United States (U.S.) droughts have significant impacts on climate and human systems, causing
substantial damages to the environment and socio-economic development. Droughts can trigger
chains of complex interactions among climate elements, which in turn can further affect drought
evolution. Snowpack and fires, two key elements affecting hydroclimatic and socio-economic
systems, can interact with and feed back to droughts in complicated ways, particularly in the
western U.S. For example, observations (e.g., Abatzoglou and Kolden, 2013) showed strong
correlations between burned area and drought index, snow water equivalent, and soil moisture over
Rocky Mountains in the past decades. Moreover, the western U.S. droughts are shown to increase
in the past and expected to become more frequent/intense in the future, along with increasing fires
and declining snowpack. However, our current understanding of the interactions and feedbacks

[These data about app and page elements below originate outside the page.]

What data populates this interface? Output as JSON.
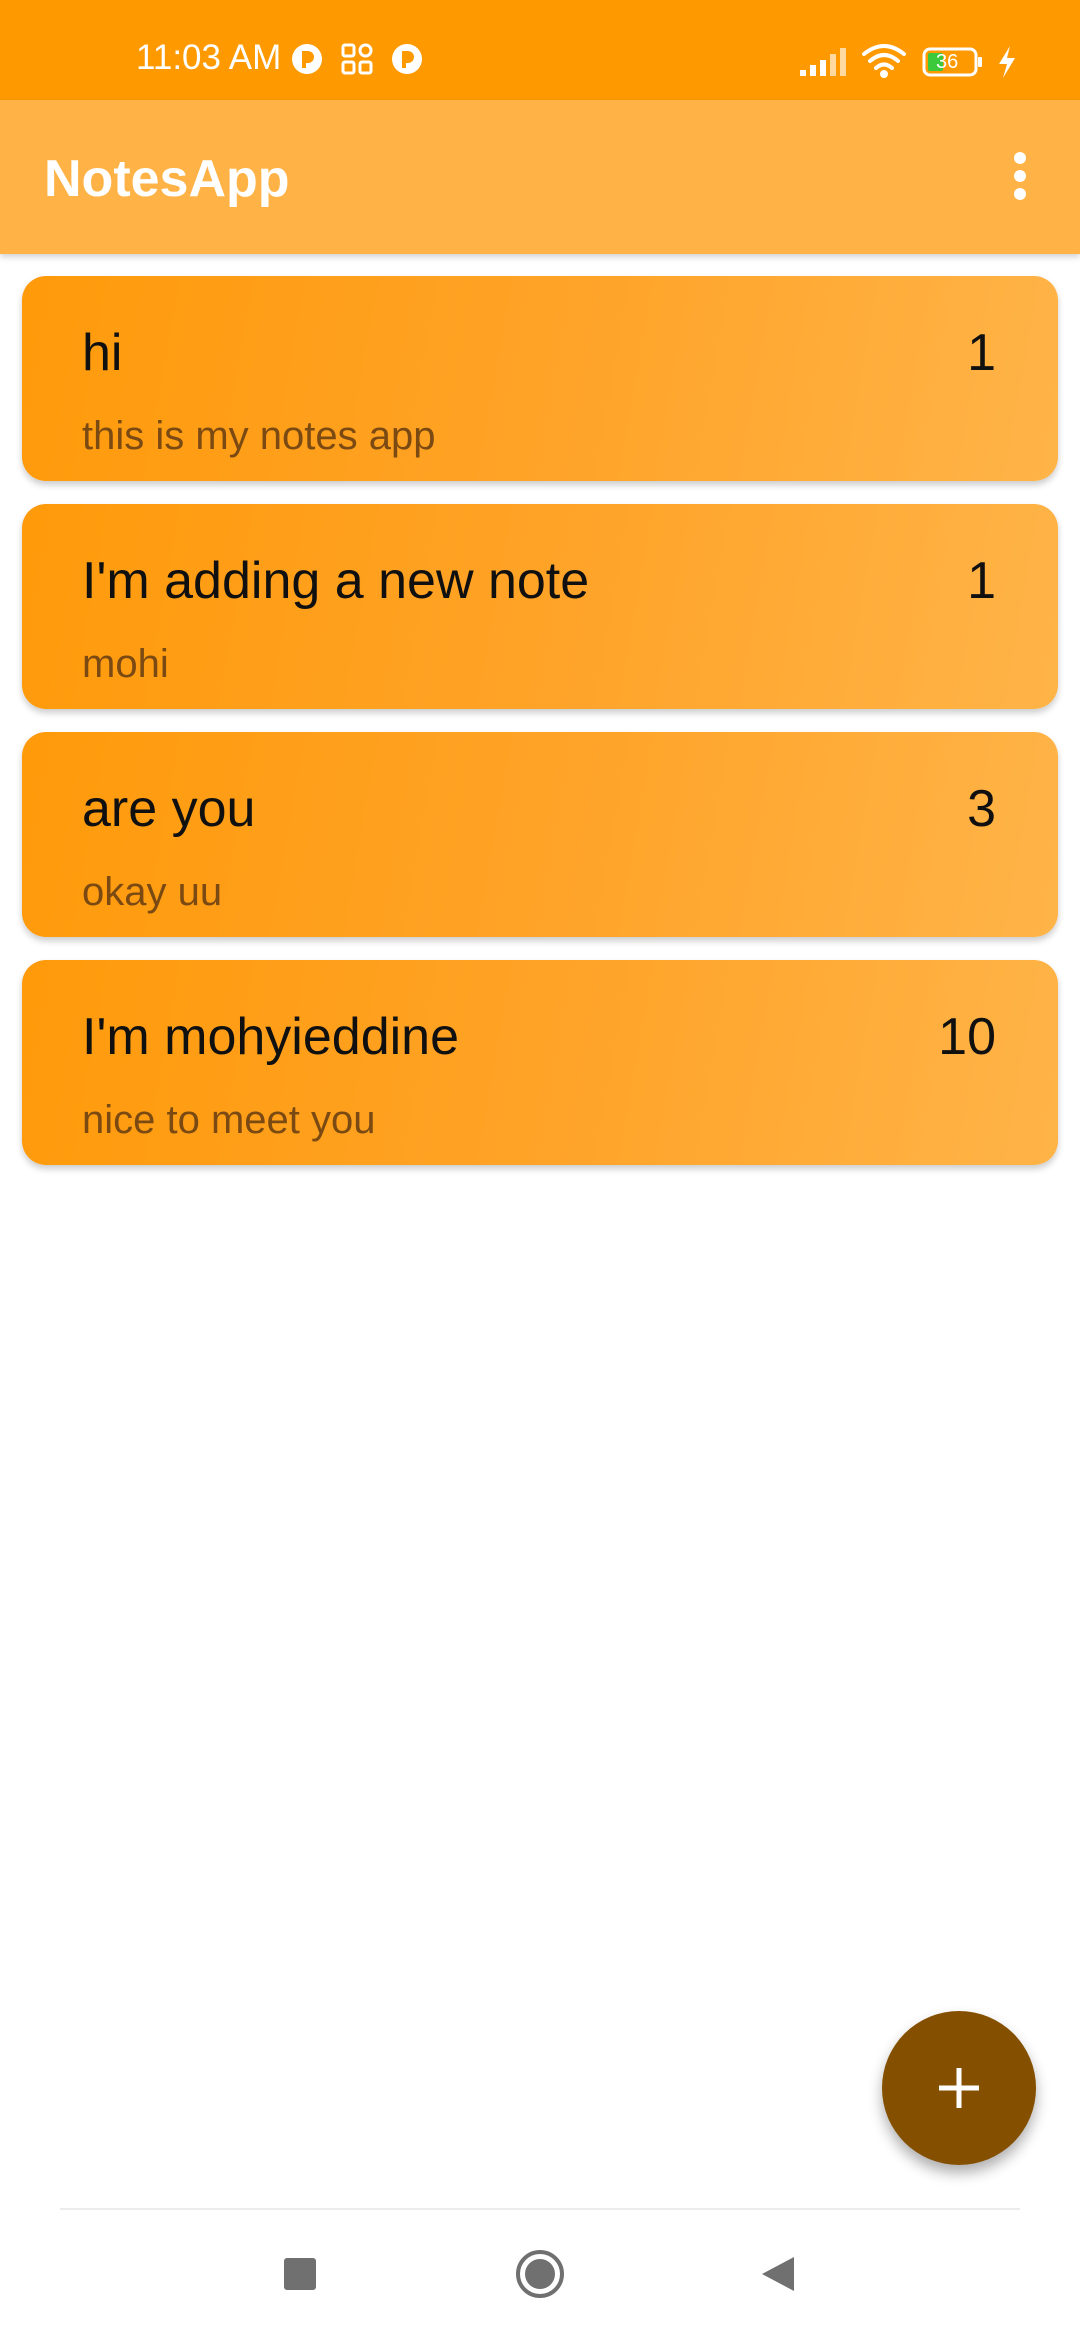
{
  "status_bar": {
    "time": "11:03 AM",
    "notification_icons": [
      "app-notification-icon",
      "grid-apps-icon",
      "app-notification-icon"
    ],
    "battery_level": "36",
    "icons": [
      "signal-icon",
      "wifi-icon",
      "battery-icon",
      "charging-icon"
    ]
  },
  "app_bar": {
    "title": "NotesApp",
    "menu_icon": "more-vertical-icon"
  },
  "notes": [
    {
      "title": "hi",
      "count": "1",
      "body": "this is my notes app"
    },
    {
      "title": "I'm adding a new note",
      "count": "1",
      "body": "mohi"
    },
    {
      "title": "are you",
      "count": "3",
      "body": "okay uu"
    },
    {
      "title": "I'm mohyieddine",
      "count": "10",
      "body": "nice to meet you"
    }
  ],
  "fab": {
    "icon": "plus-icon"
  },
  "nav_bar": {
    "buttons": [
      "recents-square-icon",
      "home-circle-icon",
      "back-triangle-icon"
    ]
  },
  "colors": {
    "status_bar": "#fe9900",
    "app_bar": "#ffb347",
    "card_start": "#ff9a0a",
    "card_end": "#ffb448",
    "fab": "#854f00"
  }
}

among droughts, fires, and snowpack is still very limited, which hinders accurate predictions and
projections of the U.S. droughts and related hydroclimatic and socio-economic effects. Thus, it is
imperative to have an integrated understanding and quantification of these complex interactions.
The overarching project goal is to disentangle and quantify the complex interactions and feedbacks
among droughts, fires, and snowpack in the western U.S. by integrating observations and models
to improve predictions and projections of drought characteristics and impacts. We propose to
address three key scientific questions and tasks:
1. What are the quantitative characteristics and relationships of droughts, fires, and snowpack
evolution in the western U.S. based on observations? We will integrate remote sensing and in-
situ observations to quantify the characteristics (e.g., intensity and duration) and relationships
of droughts, fires, snowpack, and environmental variables (e.g., soil moisture and precipitation)
in the western U.S., with a focus on extreme/prolonged drought events and DEWS regions.
2. How well do state-of-the-art models capture the characteristics and relationships of droughts,
fires, and snowpack evolution in the western U.S.? We will enhance and validate the Noah-MP
land surface model coupled with the Weather Research and Forecasting with Chemistry (WRF-
chem) model by implementing fire-related processes (e.g., fire occurrence, spread, heat release,
vegetation change, and aerosol emissions) that interact with droughts and snowpack.
3. What are the mechanisms for drought-fire-snowpack interactions and feedbacks in the western
U.S.? We will conduct simulations using the enhanced Noah-MP-WRF-chem model to quantify
drought-fire-snowpack interactions (e.g., through effects of fire-induced aerosol and vegetation
changes on precipitation and snow), and compare with the observational analysis in Task 1.
This project will have the following deliverables:
1. Improved understanding of interactions and feedbacks among droughts, fires, and snowpack in
the western U.S.;
2. Enhanced version of the community Noah-MP land surface model coupled with WRF-chem
that is able to capture the key interactions among droughts, fires, and snowpack processes;
3. A drought prediction model based on observations and machine learning tools for future
application and advancement in drought monitoring, warning, and prediction systems.
Climate Risk Area: Water Resources